Understanding Ocular Migraine
Thursday, August 8 2019 | 05 h 50 min | Vision Science
Ocular migraines are rare and benign, but the symptoms can be frightening and worrisome for the suffering patient. Ocular migraines are thought to be caused by the same mechanics as regular migraines and are characterized by a visual disturbance or aura. The patient can experience a blind spot in their visual field, zig-zag patterns, flashing lights, or an array of colours similar to looking through a kaleidoscope. They may see things that aren’t there, like transparent strings of objects, or see objects in their vision disappear and reappear.
One in six adults in the United states are affected by migraines. Around 20 per cent of migraine sufferers experience some type of visual disturbance.
In a recent published study (June 2018) from the American Headache Society, participants with chronic and episodic migraine were given questionnaires that evaluate vision-specific quality of life.
The researchers concluded there are significant adverse effects on the visual quality of life in sufferers of both sub-groups. Chronic migraineurs showed scores as poor as those patients with other neuro‐ophthalmic disorders such as multiple sclerosis, myasthenia gravis, and ischemic optic neuropathy.
Ocular migraine episodes can be concerning for the sufferer; however, most symptoms resolve on their own within an hour. They may or may not end with a migraine headache. Some ways to help relieve symptoms include:
- Lying down in a dark room
- Placing a damp cloth or cool pack on the forehead
- Taking over-the-counter painkiller medication
Recent scientific evidence suggests that structural abnormalities in the visual cortex are the cause for ocular migraines. In a 2015 study, MRI data was taken from people with one-sided ocular migraine.
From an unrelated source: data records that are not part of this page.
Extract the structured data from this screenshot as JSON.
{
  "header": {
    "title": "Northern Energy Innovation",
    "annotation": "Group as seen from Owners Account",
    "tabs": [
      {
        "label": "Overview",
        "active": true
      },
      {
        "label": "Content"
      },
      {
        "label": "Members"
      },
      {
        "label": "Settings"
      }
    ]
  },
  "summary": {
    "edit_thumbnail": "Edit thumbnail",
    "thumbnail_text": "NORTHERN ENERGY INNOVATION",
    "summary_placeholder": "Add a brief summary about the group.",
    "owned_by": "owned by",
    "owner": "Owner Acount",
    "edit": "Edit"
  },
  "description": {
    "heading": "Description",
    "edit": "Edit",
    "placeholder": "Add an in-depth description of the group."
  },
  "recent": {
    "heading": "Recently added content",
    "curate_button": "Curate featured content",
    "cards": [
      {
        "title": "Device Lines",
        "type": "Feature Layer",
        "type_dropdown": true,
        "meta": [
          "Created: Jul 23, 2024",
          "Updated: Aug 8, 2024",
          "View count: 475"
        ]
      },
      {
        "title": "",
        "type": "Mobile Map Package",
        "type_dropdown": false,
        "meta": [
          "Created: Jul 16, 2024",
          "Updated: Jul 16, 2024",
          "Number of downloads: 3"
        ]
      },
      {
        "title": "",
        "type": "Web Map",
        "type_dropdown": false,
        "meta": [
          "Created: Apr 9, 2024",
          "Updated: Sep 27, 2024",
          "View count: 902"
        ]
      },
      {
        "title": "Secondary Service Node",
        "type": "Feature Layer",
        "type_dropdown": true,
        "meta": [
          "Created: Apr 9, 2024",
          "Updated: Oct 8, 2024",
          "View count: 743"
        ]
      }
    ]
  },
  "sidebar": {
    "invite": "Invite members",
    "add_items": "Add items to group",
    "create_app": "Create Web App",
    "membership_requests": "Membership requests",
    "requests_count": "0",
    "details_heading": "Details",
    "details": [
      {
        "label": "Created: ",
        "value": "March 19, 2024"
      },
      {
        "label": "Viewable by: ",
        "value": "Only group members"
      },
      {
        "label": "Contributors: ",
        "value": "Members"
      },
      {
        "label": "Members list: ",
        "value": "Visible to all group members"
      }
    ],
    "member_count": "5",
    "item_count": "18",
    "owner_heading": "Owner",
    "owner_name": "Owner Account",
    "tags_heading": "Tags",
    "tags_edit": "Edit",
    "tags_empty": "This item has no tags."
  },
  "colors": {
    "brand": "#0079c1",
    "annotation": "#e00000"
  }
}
In these subjects, the affected side showed different thicknesses in certain areas of the cortex. There is a possibility that the difference in these structures may account for higher sensitivity to neuronal activity. Researchers are still studying the causes in the brain for migraines. As of now there is no known cause for the onset of migraines. Some common migraine triggers include strong odours, certain foods, bright lights, fatigue, stress and hormonal changes. Patients can take measures to prevent the onset of migraines by adopting lifestyle habits such as:
- Getting enough sleep
- Staying hydrated
- Managing emotional stress
- Regular light exercise
- Avoiding certain trigger foods
Patients who have had ocular migraine before are likely to have them again and can learn what remedy works for them and get back to their routine without problems. However, if a person with migraines has unusual symptoms of vision loss, loss of sensation or difficulties with speech, this can be a sign of more serious conditions and should not be ignored. Its best to get patients in to be checked by an optometrist to rule out serious conditions.